┌──

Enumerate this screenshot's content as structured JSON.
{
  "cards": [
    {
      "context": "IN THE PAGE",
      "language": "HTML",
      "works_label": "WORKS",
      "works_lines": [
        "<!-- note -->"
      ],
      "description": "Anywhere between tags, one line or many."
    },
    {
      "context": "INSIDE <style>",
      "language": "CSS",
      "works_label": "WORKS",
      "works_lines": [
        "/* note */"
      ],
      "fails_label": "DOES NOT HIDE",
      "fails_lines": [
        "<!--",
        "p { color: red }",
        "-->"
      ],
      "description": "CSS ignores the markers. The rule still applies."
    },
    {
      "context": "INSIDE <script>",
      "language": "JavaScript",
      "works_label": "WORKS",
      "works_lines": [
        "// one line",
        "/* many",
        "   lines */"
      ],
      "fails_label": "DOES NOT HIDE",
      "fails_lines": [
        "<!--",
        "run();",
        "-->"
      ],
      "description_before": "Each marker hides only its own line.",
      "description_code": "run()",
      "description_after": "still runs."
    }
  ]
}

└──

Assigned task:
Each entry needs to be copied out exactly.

Written response:
Enumerate this screenshot's content as structured JSON.
{
  "cards": [
    {
      "context": "IN THE PAGE",
      "language": "HTML",
      "works_label": "WORKS",
      "works_lines": [
        "<!-- note -->"
      ],
      "description": "Anywhere between tags, one line or many."
    },
    {
      "context": "INSIDE <style>",
      "language": "CSS",
      "works_label": "WORKS",
      "works_lines": [
        "/* note */"
      ],
      "fails_label": "DOES NOT HIDE",
      "fails_lines": [
        "<!--",
        "p { color: red }",
        "-->"
      ],
      "description": "CSS ignores the markers. The rule still applies."
    },
    {
      "context": "INSIDE <script>",
      "language": "JavaScript",
      "works_label": "WORKS",
      "works_lines": [
        "// one line",
        "/* many",
        "   lines */"
      ],
      "fails_label": "DOES NOT HIDE",
      "fails_lines": [
        "<!--",
        "run();",
        "-->"
      ],
      "description_before": "Each marker hides only its own line.",
      "description_code": "run()",
      "description_after": "still runs."
    }
  ]
}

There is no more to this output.